WHAT THIS TASK INVOLVES: Show each line of the data below in which "icon" occurs.

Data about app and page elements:
▬▬▬
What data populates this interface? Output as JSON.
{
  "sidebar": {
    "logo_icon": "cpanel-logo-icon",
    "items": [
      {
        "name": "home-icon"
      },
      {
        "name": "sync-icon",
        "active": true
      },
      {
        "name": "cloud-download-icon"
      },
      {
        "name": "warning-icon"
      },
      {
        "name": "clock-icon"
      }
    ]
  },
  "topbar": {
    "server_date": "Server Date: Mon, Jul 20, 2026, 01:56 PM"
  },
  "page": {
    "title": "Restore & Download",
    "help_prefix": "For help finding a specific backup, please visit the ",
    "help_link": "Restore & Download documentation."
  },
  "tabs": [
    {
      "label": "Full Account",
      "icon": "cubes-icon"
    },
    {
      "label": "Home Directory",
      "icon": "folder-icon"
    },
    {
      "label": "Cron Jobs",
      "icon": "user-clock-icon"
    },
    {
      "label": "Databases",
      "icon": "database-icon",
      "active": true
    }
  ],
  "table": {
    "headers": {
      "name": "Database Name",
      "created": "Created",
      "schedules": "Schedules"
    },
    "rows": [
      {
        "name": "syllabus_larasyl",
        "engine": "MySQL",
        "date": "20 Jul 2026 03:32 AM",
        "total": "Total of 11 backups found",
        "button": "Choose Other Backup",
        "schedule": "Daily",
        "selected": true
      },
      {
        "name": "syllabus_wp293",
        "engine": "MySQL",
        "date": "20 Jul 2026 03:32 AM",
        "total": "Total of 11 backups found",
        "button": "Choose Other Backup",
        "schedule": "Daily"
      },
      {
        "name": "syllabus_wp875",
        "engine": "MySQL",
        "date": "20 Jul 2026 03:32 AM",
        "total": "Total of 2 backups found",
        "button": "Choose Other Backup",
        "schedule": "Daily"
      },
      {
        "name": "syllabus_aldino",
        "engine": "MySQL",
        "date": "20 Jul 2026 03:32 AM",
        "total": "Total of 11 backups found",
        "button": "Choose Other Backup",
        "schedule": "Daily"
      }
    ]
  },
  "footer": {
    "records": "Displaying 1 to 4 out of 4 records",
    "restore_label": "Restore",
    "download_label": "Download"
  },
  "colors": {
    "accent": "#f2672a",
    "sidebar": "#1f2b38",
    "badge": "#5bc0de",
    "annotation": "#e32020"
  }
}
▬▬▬
ANSWER AREA:
    "logo_icon": "cpanel-logo-icon",
        "name": "home-icon"
        "name": "sync-icon",
        "name": "cloud-download-icon"
        "name": "warning-icon"
        "name": "clock-icon"
      "icon": "cubes-icon"
      "icon": "folder-icon"
      "icon": "user-clock-icon"
      "icon": "database-icon",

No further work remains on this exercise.